[[ THE RECORDS, beginning ]]
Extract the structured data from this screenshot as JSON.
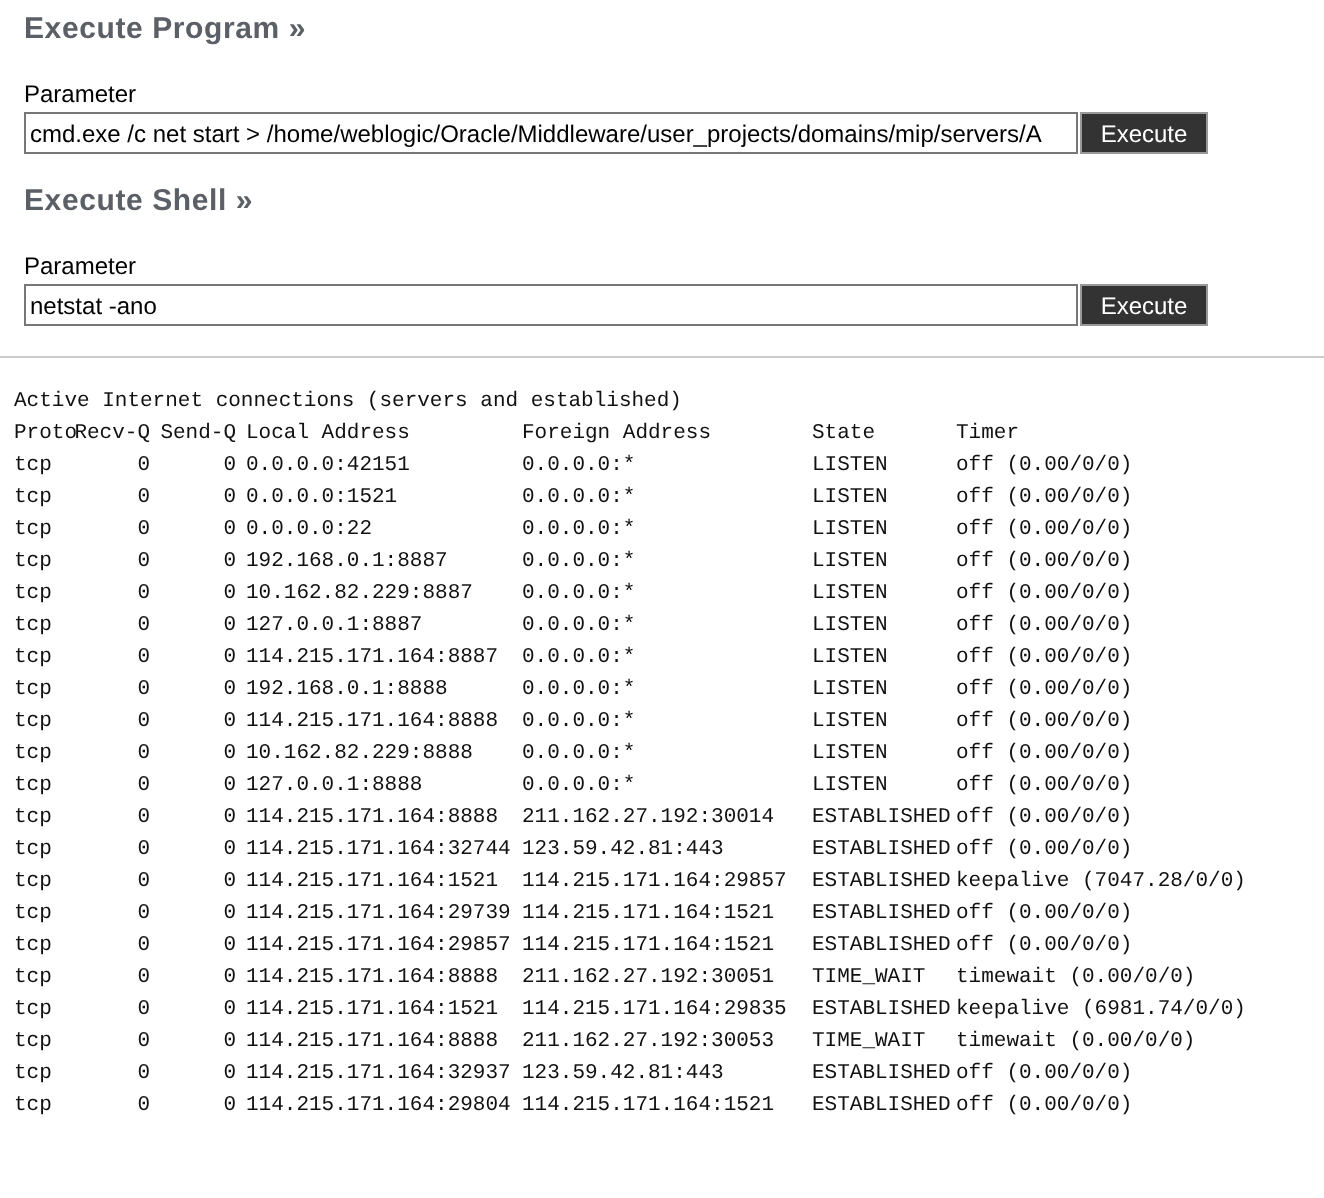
{
  "sections": [
    {
      "heading": "Execute Program »",
      "label": "Parameter",
      "value": "cmd.exe /c net start > /home/weblogic/Oracle/Middleware/user_projects/domains/mip/servers/A",
      "button": "Execute"
    },
    {
      "heading": "Execute Shell »",
      "label": "Parameter",
      "value": "netstat -ano",
      "button": "Execute"
    }
  ],
  "output": {
    "title": "Active Internet connections (servers and established)",
    "columns": [
      "Proto",
      "Recv-Q",
      "Send-Q",
      "Local Address",
      "Foreign Address",
      "State",
      "Timer"
    ],
    "rows": [
      [
        "tcp",
        "0",
        "0",
        "0.0.0.0:42151",
        "0.0.0.0:*",
        "LISTEN",
        "off (0.00/0/0)"
      ],
      [
        "tcp",
        "0",
        "0",
        "0.0.0.0:1521",
        "0.0.0.0:*",
        "LISTEN",
        "off (0.00/0/0)"
      ],
      [
        "tcp",
        "0",
        "0",
        "0.0.0.0:22",
        "0.0.0.0:*",
        "LISTEN",
        "off (0.00/0/0)"
      ],
      [
        "tcp",
        "0",
        "0",
        "192.168.0.1:8887",
        "0.0.0.0:*",
        "LISTEN",
        "off (0.00/0/0)"
      ],
      [
        "tcp",
        "0",
        "0",
        "10.162.82.229:8887",
        "0.0.0.0:*",
        "LISTEN",
        "off (0.00/0/0)"
      ],
      [
        "tcp",
        "0",
        "0",
        "127.0.0.1:8887",
        "0.0.0.0:*",
        "LISTEN",
        "off (0.00/0/0)"
      ],
      [
        "tcp",
        "0",
        "0",
        "114.215.171.164:8887",
        "0.0.0.0:*",
        "LISTEN",
        "off (0.00/0/0)"
      ],
      [
        "tcp",
        "0",
        "0",
        "192.168.0.1:8888",
        "0.0.0.0:*",
        "LISTEN",
        "off (0.00/0/0)"
      ],
      [
        "tcp",
        "0",
        "0",
        "114.215.171.164:8888",
        "0.0.0.0:*",
        "LISTEN",
        "off (0.00/0/0)"
      ],
      [
        "tcp",
        "0",
        "0",
        "10.162.82.229:8888",
        "0.0.0.0:*",
        "LISTEN",
        "off (0.00/0/0)"
      ],
      [
        "tcp",
        "0",
        "0",
        "127.0.0.1:8888",
        "0.0.0.0:*",
        "LISTEN",
        "off (0.00/0/0)"
      ],
      [
        "tcp",
        "0",
        "0",
        "114.215.171.164:8888",
        "211.162.27.192:30014",
        "ESTABLISHED",
        "off (0.00/0/0)"
      ],
      [
        "tcp",
        "0",
        "0",
        "114.215.171.164:32744",
        "123.59.42.81:443",
        "ESTABLISHED",
        "off (0.00/0/0)"
      ],
      [
        "tcp",
        "0",
        "0",
        "114.215.171.164:1521",
        "114.215.171.164:29857",
        "ESTABLISHED",
        "keepalive (7047.28/0/0)"
      ],
      [
        "tcp",
        "0",
        "0",
        "114.215.171.164:29739",
        "114.215.171.164:1521",
        "ESTABLISHED",
        "off (0.00/0/0)"
      ],
      [
        "tcp",
        "0",
        "0",
        "114.215.171.164:29857",
        "114.215.171.164:1521",
        "ESTABLISHED",
        "off (0.00/0/0)"
      ],
      [
        "tcp",
        "0",
        "0",
        "114.215.171.164:8888",
        "211.162.27.192:30051",
        "TIME_WAIT",
        "timewait (0.00/0/0)"
      ],
      [
        "tcp",
        "0",
        "0",
        "114.215.171.164:1521",
        "114.215.171.164:29835",
        "ESTABLISHED",
        "keepalive (6981.74/0/0)"
      ],
      [
        "tcp",
        "0",
        "0",
        "114.215.171.164:8888",
        "211.162.27.192:30053",
        "TIME_WAIT",
        "timewait (0.00/0/0)"
      ],
      [
        "tcp",
        "0",
        "0",
        "114.215.171.164:32937",
        "123.59.42.81:443",
        "ESTABLISHED",
        "off (0.00/0/0)"
      ],
      [
        "tcp",
        "0",
        "0",
        "114.215.171.164:29804",
        "114.215.171.164:1521",
        "ESTABLISHED",
        "off (0.00/0/0)"
      ]
    ]
  }
}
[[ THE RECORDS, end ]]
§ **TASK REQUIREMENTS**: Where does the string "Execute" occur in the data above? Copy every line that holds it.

§ **RESPONSE BELOW**:
      "heading": "Execute Program »",
      "button": "Execute"
      "heading": "Execute Shell »",
      "button": "Execute"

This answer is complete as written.